[SUPPLIED DATA Boundary: Start]

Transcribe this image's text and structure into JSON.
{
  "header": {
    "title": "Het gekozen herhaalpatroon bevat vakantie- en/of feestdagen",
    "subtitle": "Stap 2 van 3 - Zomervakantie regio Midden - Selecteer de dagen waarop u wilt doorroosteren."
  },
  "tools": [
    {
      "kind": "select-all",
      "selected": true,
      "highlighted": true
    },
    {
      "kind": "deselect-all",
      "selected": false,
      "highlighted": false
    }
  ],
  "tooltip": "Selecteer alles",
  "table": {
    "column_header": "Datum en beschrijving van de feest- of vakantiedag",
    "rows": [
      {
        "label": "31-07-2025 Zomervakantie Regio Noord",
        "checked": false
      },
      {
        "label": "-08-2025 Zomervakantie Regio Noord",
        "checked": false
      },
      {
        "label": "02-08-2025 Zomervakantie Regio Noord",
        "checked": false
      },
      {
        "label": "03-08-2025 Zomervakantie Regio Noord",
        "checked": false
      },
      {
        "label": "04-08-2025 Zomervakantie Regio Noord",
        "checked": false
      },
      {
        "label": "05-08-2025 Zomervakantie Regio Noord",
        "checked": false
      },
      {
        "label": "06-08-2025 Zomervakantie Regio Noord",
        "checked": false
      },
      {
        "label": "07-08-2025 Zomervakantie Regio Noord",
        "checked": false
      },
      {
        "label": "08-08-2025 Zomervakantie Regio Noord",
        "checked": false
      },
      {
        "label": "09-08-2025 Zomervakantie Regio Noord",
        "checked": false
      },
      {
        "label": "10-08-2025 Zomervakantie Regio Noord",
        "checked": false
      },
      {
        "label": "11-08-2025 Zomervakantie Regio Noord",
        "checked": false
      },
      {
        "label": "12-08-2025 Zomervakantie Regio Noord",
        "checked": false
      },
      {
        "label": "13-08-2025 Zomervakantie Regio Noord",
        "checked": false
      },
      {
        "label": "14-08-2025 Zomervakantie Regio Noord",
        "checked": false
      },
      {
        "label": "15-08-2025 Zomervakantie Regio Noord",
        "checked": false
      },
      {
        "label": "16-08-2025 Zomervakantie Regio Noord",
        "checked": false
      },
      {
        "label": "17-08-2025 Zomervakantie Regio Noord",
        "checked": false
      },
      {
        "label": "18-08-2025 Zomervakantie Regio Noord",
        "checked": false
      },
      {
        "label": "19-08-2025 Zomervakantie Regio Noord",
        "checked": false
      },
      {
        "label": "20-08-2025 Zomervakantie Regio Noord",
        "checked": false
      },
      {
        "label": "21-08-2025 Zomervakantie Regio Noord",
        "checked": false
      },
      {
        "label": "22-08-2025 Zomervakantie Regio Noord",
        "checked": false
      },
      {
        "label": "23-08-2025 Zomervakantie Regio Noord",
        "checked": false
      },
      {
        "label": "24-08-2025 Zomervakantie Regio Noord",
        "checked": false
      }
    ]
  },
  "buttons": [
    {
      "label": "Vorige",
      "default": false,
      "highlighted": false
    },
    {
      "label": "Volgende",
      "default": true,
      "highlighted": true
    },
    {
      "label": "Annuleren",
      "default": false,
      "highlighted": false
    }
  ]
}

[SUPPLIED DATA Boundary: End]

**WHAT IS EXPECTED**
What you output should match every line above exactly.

**COMPLETED EXERCISE**
Transcribe this image's text and structure into JSON.
{
  "header": {
    "title": "Het gekozen herhaalpatroon bevat vakantie- en/of feestdagen",
    "subtitle": "Stap 2 van 3 - Zomervakantie regio Midden - Selecteer de dagen waarop u wilt doorroosteren."
  },
  "tools": [
    {
      "kind": "select-all",
      "selected": true,
      "highlighted": true
    },
    {
      "kind": "deselect-all",
      "selected": false,
      "highlighted": false
    }
  ],
  "tooltip": "Selecteer alles",
  "table": {
    "column_header": "Datum en beschrijving van de feest- of vakantiedag",
    "rows": [
      {
        "label": "31-07-2025 Zomervakantie Regio Noord",
        "checked": false
      },
      {
        "label": "-08-2025 Zomervakantie Regio Noord",
        "checked": false
      },
      {
        "label": "02-08-2025 Zomervakantie Regio Noord",
        "checked": false
      },
      {
        "label": "03-08-2025 Zomervakantie Regio Noord",
        "checked": false
      },
      {
        "label": "04-08-2025 Zomervakantie Regio Noord",
        "checked": false
      },
      {
        "label": "05-08-2025 Zomervakantie Regio Noord",
        "checked": false
      },
      {
        "label": "06-08-2025 Zomervakantie Regio Noord",
        "checked": false
      },
      {
        "label": "07-08-2025 Zomervakantie Regio Noord",
        "checked": false
      },
      {
        "label": "08-08-2025 Zomervakantie Regio Noord",
        "checked": false
      },
      {
        "label": "09-08-2025 Zomervakantie Regio Noord",
        "checked": false
      },
      {
        "label": "10-08-2025 Zomervakantie Regio Noord",
        "checked": false
      },
      {
        "label": "11-08-2025 Zomervakantie Regio Noord",
        "checked": false
      },
      {
        "label": "12-08-2025 Zomervakantie Regio Noord",
        "checked": false
      },
      {
        "label": "13-08-2025 Zomervakantie Regio Noord",
        "checked": false
      },
      {
        "label": "14-08-2025 Zomervakantie Regio Noord",
        "checked": false
      },
      {
        "label": "15-08-2025 Zomervakantie Regio Noord",
        "checked": false
      },
      {
        "label": "16-08-2025 Zomervakantie Regio Noord",
        "checked": false
      },
      {
        "label": "17-08-2025 Zomervakantie Regio Noord",
        "checked": false
      },
      {
        "label": "18-08-2025 Zomervakantie Regio Noord",
        "checked": false
      },
      {
        "label": "19-08-2025 Zomervakantie Regio Noord",
        "checked": false
      },
      {
        "label": "20-08-2025 Zomervakantie Regio Noord",
        "checked": false
      },
      {
        "label": "21-08-2025 Zomervakantie Regio Noord",
        "checked": false
      },
      {
        "label": "22-08-2025 Zomervakantie Regio Noord",
        "checked": false
      },
      {
        "label": "23-08-2025 Zomervakantie Regio Noord",
        "checked": false
      },
      {
        "label": "24-08-2025 Zomervakantie Regio Noord",
        "checked": false
      }
    ]
  },
  "buttons": [
    {
      "label": "Vorige",
      "default": false,
      "highlighted": false
    },
    {
      "label": "Volgende",
      "default": true,
      "highlighted": true
    },
    {
      "label": "Annuleren",
      "default": false,
      "highlighted": false
    }
  ]
}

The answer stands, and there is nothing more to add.